**Materials provided**
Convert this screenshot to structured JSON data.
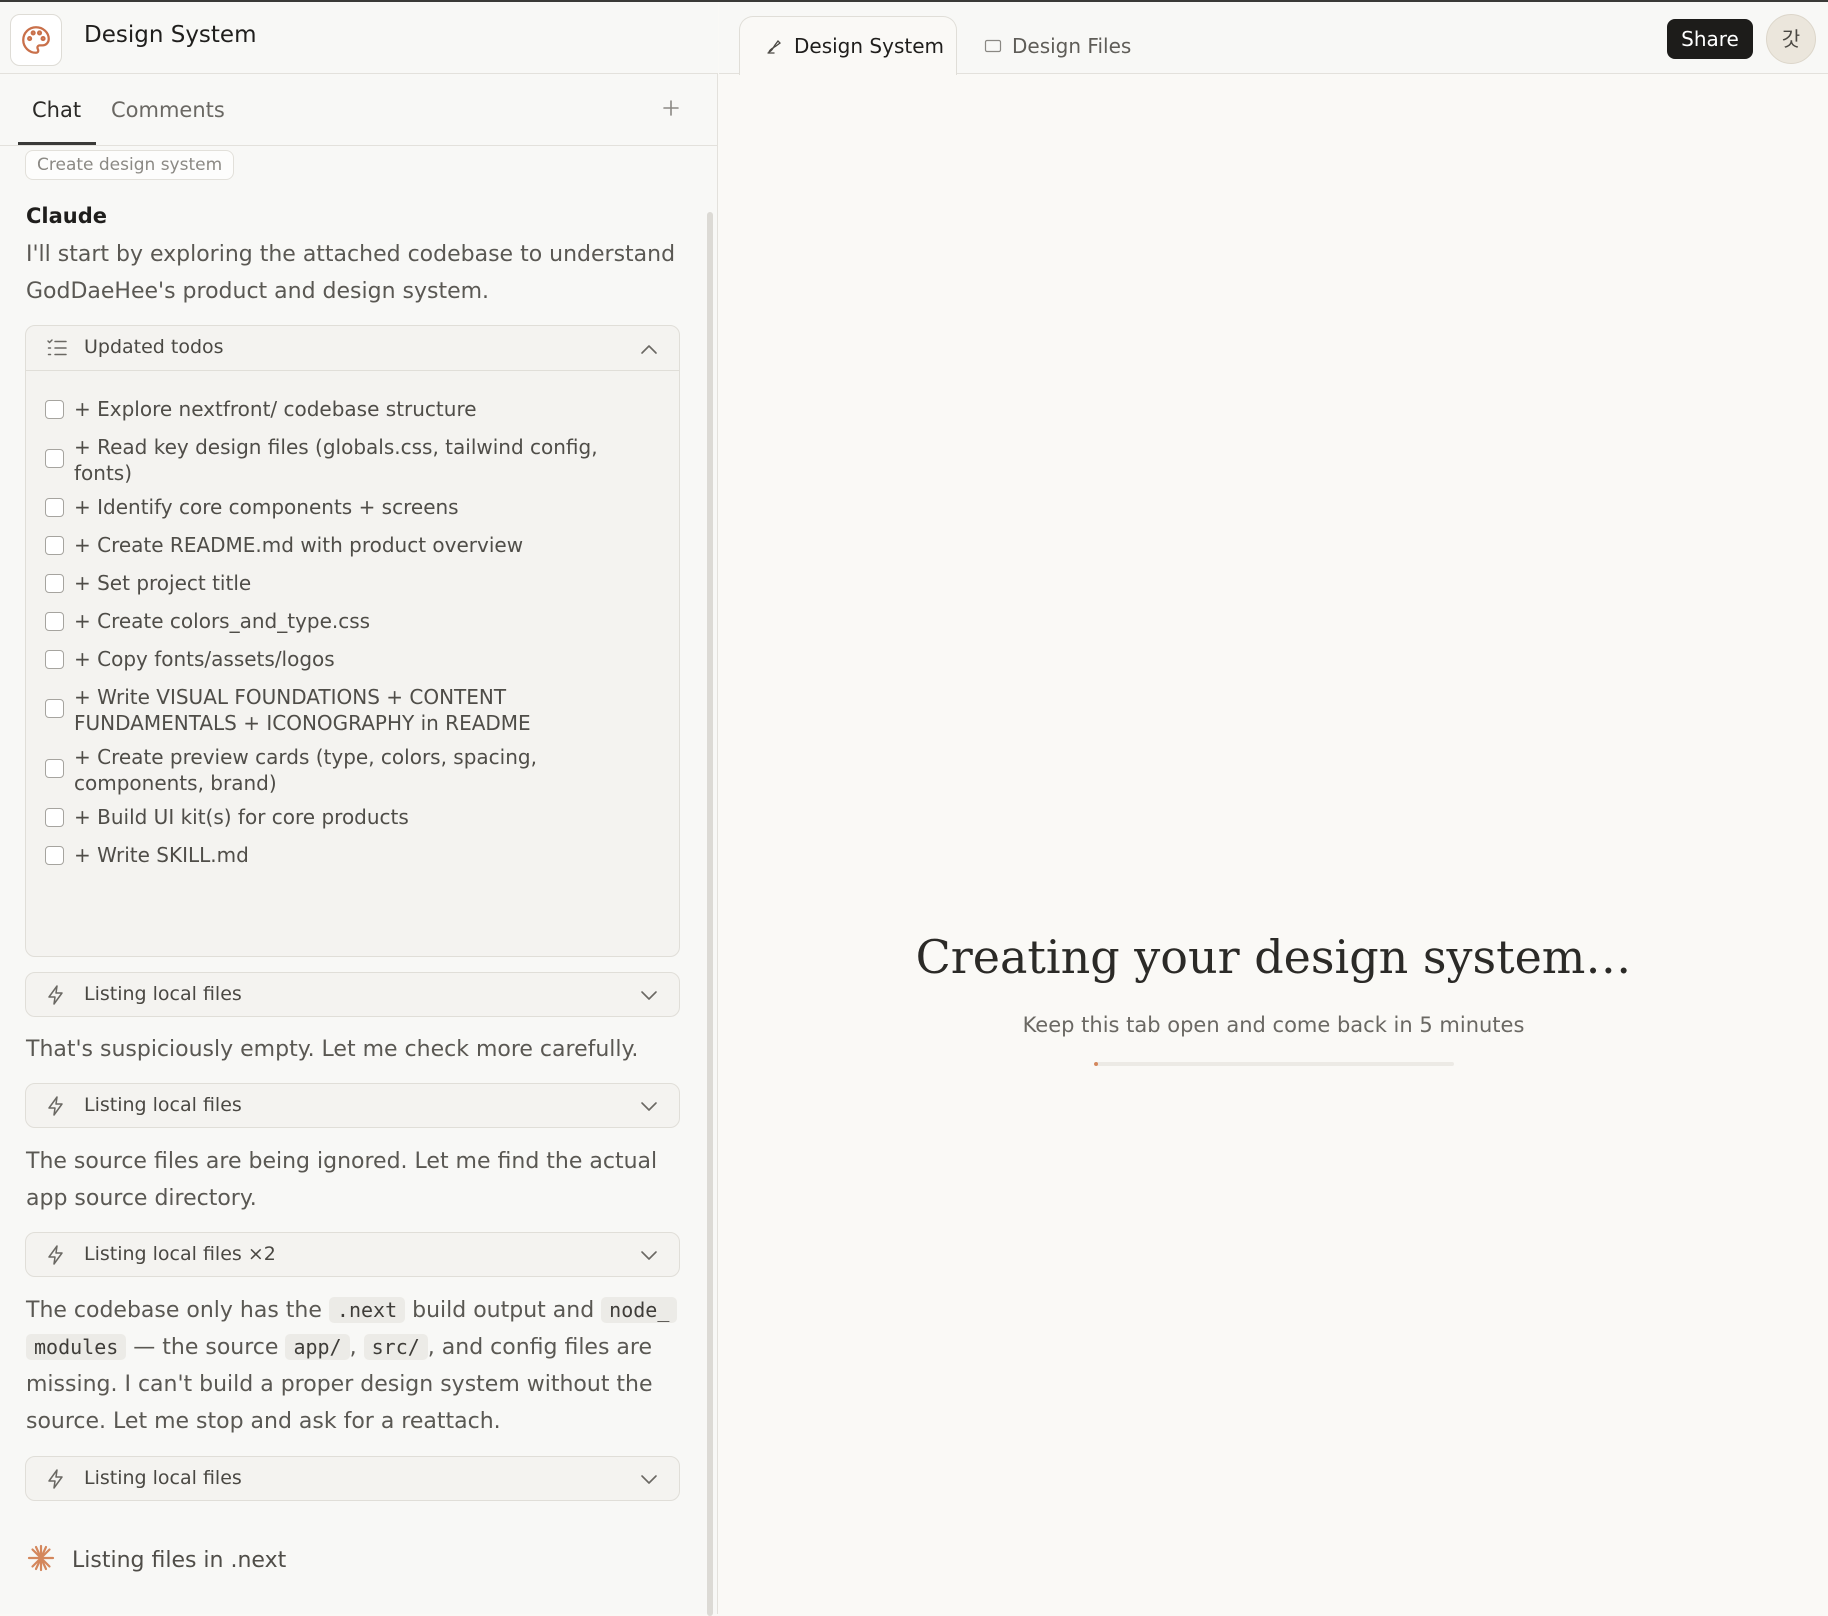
{
  "app": {
    "project_title": "Design System"
  },
  "left_tabs": {
    "chat": "Chat",
    "comments": "Comments"
  },
  "chat": {
    "user_chip": "Create design system",
    "author": "Claude",
    "intro": "I'll start by exploring the attached codebase to understand GodDaeHee's product and design system.",
    "todo_header": "Updated todos",
    "todos": [
      "+ Explore nextfront/ codebase structure",
      "+ Read key design files (globals.css, tailwind config, fonts)",
      "+ Identify core components + screens",
      "+ Create README.md with product overview",
      "+ Set project title",
      "+ Create colors_and_type.css",
      "+ Copy fonts/assets/logos",
      "+ Write VISUAL FOUNDATIONS + CONTENT FUNDAMENTALS + ICONOGRAPHY in README",
      "+ Create preview cards (type, colors, spacing, components, brand)",
      "+ Build UI kit(s) for core products",
      "+ Write SKILL.md"
    ],
    "tool_calls": [
      "Listing local files",
      "Listing local files",
      "Listing local files ×2",
      "Listing local files"
    ],
    "msg_empty": "That's suspiciously empty. Let me check more carefully.",
    "msg_ignored": "The source files are being ignored. Let me find the actual app source directory.",
    "msg_codebase": {
      "t1": "The codebase only has the ",
      "c1": ".next",
      "t2": " build output and ",
      "c2a": "node_",
      "c2b": "modules",
      "t3": " — the source ",
      "c3": "app/",
      "t4": ", ",
      "c4": "src/",
      "t5": ", and config files are missing. I can't build a proper design system without the source. Let me stop and ask for a reattach."
    },
    "status": "Listing files in .next"
  },
  "file_tabs": {
    "active": "Design System",
    "inactive": "Design Files"
  },
  "header_actions": {
    "share": "Share",
    "avatar_initial": "갓"
  },
  "canvas": {
    "heading": "Creating your design system…",
    "subheading": "Keep this tab open and come back in 5 minutes",
    "progress": 0.01
  },
  "colors": {
    "accent": "#d4875c",
    "share_bg": "#1d1c1a"
  }
}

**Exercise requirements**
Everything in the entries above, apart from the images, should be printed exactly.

**Completed exercise**
Convert this screenshot to structured JSON data.
{
  "app": {
    "project_title": "Design System"
  },
  "left_tabs": {
    "chat": "Chat",
    "comments": "Comments"
  },
  "chat": {
    "user_chip": "Create design system",
    "author": "Claude",
    "intro": "I'll start by exploring the attached codebase to understand GodDaeHee's product and design system.",
    "todo_header": "Updated todos",
    "todos": [
      "+ Explore nextfront/ codebase structure",
      "+ Read key design files (globals.css, tailwind config, fonts)",
      "+ Identify core components + screens",
      "+ Create README.md with product overview",
      "+ Set project title",
      "+ Create colors_and_type.css",
      "+ Copy fonts/assets/logos",
      "+ Write VISUAL FOUNDATIONS + CONTENT FUNDAMENTALS + ICONOGRAPHY in README",
      "+ Create preview cards (type, colors, spacing, components, brand)",
      "+ Build UI kit(s) for core products",
      "+ Write SKILL.md"
    ],
    "tool_calls": [
      "Listing local files",
      "Listing local files",
      "Listing local files ×2",
      "Listing local files"
    ],
    "msg_empty": "That's suspiciously empty. Let me check more carefully.",
    "msg_ignored": "The source files are being ignored. Let me find the actual app source directory.",
    "msg_codebase": {
      "t1": "The codebase only has the ",
      "c1": ".next",
      "t2": " build output and ",
      "c2a": "node_",
      "c2b": "modules",
      "t3": " — the source ",
      "c3": "app/",
      "t4": ", ",
      "c4": "src/",
      "t5": ", and config files are missing. I can't build a proper design system without the source. Let me stop and ask for a reattach."
    },
    "status": "Listing files in .next"
  },
  "file_tabs": {
    "active": "Design System",
    "inactive": "Design Files"
  },
  "header_actions": {
    "share": "Share",
    "avatar_initial": "갓"
  },
  "canvas": {
    "heading": "Creating your design system…",
    "subheading": "Keep this tab open and come back in 5 minutes",
    "progress": 0.01
  },
  "colors": {
    "accent": "#d4875c",
    "share_bg": "#1d1c1a"
  }
}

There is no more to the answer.